Segment Start: MATERIAL PROVIDED
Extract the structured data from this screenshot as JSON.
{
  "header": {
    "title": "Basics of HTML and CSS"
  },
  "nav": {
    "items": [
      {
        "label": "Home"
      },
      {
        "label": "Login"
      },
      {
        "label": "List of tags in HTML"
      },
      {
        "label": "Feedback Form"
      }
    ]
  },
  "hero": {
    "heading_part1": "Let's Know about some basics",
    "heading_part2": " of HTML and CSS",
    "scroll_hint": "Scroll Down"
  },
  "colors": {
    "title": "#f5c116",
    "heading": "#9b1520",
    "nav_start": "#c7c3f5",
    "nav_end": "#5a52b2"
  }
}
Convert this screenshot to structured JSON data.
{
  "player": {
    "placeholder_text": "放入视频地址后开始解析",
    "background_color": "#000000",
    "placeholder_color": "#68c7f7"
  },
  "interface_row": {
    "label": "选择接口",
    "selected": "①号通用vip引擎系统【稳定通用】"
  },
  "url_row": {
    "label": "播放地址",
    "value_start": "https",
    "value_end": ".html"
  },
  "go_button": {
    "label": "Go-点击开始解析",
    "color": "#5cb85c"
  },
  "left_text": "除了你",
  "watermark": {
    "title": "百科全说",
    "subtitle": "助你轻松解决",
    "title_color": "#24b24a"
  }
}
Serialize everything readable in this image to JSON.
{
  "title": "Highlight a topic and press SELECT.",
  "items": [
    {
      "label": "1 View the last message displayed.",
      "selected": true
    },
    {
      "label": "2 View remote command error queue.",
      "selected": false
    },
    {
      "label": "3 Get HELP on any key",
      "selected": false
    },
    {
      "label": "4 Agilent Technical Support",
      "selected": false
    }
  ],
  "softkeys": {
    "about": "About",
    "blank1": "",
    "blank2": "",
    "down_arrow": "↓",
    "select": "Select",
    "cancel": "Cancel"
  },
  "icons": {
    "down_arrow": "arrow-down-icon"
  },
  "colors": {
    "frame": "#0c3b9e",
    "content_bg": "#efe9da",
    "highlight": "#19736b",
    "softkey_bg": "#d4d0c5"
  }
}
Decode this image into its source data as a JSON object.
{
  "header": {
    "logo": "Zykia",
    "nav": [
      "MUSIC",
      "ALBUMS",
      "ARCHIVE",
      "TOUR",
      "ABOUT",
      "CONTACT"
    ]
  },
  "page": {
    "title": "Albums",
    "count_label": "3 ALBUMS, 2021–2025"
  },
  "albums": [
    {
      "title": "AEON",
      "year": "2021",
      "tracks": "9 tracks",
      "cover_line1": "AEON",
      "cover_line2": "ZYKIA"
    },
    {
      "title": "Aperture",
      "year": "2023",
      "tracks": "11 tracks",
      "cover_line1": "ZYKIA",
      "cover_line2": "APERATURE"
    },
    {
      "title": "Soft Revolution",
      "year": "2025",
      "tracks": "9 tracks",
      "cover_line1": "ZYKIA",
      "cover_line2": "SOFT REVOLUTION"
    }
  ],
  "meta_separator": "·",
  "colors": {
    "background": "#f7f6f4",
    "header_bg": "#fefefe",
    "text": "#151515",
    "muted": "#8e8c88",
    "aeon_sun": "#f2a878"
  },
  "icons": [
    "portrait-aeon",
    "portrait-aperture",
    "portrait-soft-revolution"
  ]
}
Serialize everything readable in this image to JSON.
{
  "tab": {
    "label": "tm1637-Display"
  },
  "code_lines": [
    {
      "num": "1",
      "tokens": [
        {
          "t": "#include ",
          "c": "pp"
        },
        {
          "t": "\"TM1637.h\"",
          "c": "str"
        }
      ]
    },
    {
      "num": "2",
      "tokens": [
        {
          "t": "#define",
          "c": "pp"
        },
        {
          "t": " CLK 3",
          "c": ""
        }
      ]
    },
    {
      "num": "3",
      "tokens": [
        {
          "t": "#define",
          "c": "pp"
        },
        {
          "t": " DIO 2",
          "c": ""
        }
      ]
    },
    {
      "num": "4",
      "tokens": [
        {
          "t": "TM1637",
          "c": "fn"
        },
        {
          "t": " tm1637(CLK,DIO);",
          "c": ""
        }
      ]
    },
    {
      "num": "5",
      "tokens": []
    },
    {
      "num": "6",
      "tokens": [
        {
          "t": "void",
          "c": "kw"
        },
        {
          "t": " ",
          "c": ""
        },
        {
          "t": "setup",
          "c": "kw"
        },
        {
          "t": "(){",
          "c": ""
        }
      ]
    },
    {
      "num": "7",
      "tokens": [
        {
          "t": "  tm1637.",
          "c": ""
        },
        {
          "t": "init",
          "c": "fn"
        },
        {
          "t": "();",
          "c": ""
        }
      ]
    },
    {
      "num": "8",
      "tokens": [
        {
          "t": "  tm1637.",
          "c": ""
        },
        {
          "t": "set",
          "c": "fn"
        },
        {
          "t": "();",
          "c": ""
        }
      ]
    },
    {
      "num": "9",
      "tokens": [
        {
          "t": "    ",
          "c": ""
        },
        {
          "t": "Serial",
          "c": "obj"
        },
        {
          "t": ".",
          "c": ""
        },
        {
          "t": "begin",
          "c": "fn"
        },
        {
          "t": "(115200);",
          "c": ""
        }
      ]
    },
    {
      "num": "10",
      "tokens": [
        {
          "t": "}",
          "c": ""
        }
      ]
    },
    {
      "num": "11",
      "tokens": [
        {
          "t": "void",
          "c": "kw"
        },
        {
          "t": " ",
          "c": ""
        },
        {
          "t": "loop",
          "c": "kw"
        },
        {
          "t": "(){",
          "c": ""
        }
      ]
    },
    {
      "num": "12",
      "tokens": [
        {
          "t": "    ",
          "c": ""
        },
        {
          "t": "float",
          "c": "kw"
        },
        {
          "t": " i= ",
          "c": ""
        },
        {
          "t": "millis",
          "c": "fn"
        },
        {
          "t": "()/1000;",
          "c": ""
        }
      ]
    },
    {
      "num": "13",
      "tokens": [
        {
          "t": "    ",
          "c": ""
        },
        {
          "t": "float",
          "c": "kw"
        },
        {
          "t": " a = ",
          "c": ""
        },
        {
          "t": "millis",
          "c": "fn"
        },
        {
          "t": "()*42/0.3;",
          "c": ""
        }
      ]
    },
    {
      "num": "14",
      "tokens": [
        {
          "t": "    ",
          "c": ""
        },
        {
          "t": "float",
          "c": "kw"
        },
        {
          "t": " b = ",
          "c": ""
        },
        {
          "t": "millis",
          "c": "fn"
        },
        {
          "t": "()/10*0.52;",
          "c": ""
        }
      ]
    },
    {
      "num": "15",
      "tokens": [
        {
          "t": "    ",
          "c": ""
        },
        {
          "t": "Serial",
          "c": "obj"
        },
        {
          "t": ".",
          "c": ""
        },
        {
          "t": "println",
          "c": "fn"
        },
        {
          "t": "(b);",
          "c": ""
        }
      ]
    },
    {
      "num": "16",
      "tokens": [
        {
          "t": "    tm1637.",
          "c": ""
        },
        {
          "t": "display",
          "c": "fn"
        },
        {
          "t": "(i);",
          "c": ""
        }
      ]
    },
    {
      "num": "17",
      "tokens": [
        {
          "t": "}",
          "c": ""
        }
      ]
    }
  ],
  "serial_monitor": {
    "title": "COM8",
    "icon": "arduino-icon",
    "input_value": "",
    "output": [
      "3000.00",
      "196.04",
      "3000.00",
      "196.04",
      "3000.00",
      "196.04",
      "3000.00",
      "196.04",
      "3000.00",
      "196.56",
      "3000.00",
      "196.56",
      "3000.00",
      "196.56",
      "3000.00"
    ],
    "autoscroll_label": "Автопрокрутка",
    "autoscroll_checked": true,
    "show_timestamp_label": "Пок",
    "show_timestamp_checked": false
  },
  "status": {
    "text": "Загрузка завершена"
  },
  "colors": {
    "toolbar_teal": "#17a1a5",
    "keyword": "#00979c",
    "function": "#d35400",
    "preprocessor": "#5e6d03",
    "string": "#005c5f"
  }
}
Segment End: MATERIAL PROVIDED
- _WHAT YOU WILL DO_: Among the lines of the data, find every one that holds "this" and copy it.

- _EXERCISE RESPONSE_:
Extract the structured data from this screenshot as JSON.
Convert this screenshot to structured JSON data.
Serialize everything readable in this image to JSON.
Decode this image into its source data as a JSON object.
Serialize everything readable in this image to JSON.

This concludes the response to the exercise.